Dole wanted to help farmers. McGovern wanted to make sure the poor received enough food stamps. The Dole-McGovern arrangement has held the farm bill together for decades—even after McGovern and Dole left office. Until this year. Until Donald Trump. Until Chairman Conaway, Until Sonny Perdue (whose excellence as secretary of agriculture has been tarnished by Trump meddling) hit past the guard rails that protect reality from chaos. And Perdue buried the whole farm bill process until after the November elections by insisted food purchased from food stamps be taken out of the grocery stores and distributed. Distributed how?
Will future food stamp recipients have to depend upon the U.S. Postal Service (or some instantly put together commodities shipping service)? Does this mean a disabled 45-year low-income old woman, the sole support of four minor children, in order to prepare a ham sandwich have to go to her mailbox or await the UPS truck or have to go pick up from a community center: bread, ham, lettuce, relish, mayonnaise?
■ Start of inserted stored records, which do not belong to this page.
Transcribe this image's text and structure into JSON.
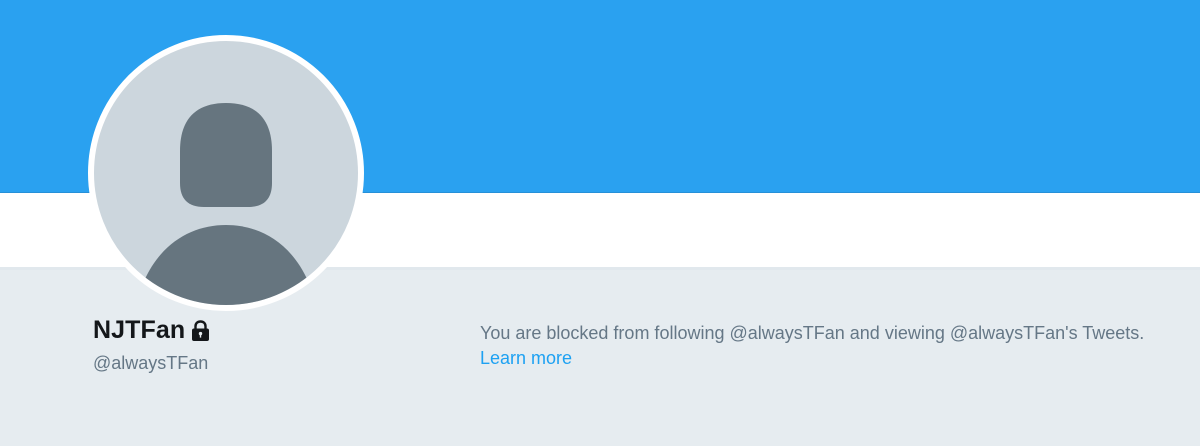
{
  "profile": {
    "name": "NJTFan",
    "handle": "@alwaysTFan",
    "protected_icon": "lock-icon",
    "avatar_icon": "default-profile-silhouette"
  },
  "blocked": {
    "message": "You are blocked from following @alwaysTFan and viewing @alwaysTFan's Tweets. ",
    "link_label": "Learn more"
  },
  "colors": {
    "banner": "#2aa1f0",
    "background": "#e6ecf0",
    "avatar_bg": "#ccd6dd",
    "silhouette": "#66757f",
    "link": "#1da1f2",
    "secondary_text": "#657786",
    "primary_text": "#14171a"
  }
}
To help her haul the stuff from a community center, my guess is that no funds would be spent on a red radio wagon.
The cut-everything regardless lunacy from the White House resulted in Secretary Perdue, an otherwise excellent defender of farmers, insisting upon this take food stamps out of the grocery store lunacy.
When I was a reporter in DC in the 1980s, I received grants from the Fund for Investigative Journalism. Reporters have a special sense of responsibility which applies here to the House Agriculture Committee to vote for the Conaway bill. What responsibility does a reporter have when covering this bogus pieces of political theater; namely, the House Agriculture Committee passing Conaway’s delusional bill and sending it to the House where it has already died even before hitting the floor (or the Speaker’s calendar).
Especially galling is if the Conaway bill became law, it would no next to nothing to deal with the crisis our soybean farmers are currently experiencing. The minimum a Farm Futures reporter can do in honestly to inform farmer readers that reality does exist is to use quotation marks around the words “farm bill” until after the November elections.
Returning to Erikson’s Cycle of Life, my relevant observation at age 70 involves my perspective at the last stage of life. Erikson says when you are my age, you look back on life pleased (or at least not troubled) by the life you have led. Or you look back frustrated and in anger at what you have failed to accomplish. If surviving cancer three times has taught me anything, it has taught to look back, cherish, and think of future generations.
My children’s life is no different from other hard-working Americans. Yes, there is a significant divide between farm communities where so few live and urban and suburban communities where so many live. Even so, my daughter the nurse and a soybean farmer have a lot in common. They have a family to care for. They must rely upon a public education system that can prepare their children for the future. They must meet a budget and make ends meet.
If, for the past forty years, the federal government simply helped soybean farmers by not disrupting world markets, the federal government would have given them the relief now they so badly need.
Let me repeat this so often stated complaint. Our country is badly divided. People hate each other because of whom they voted for President, their religion, their view on the Second Amendment or most significantly because they routed for Duke as opposed UNC. I understand America’s future must embrace our farmers in the same way I embrace my children and my granddaughter. Our farmers and the land they till should be embraced!
–Joel Solkoff, author The Politics of Food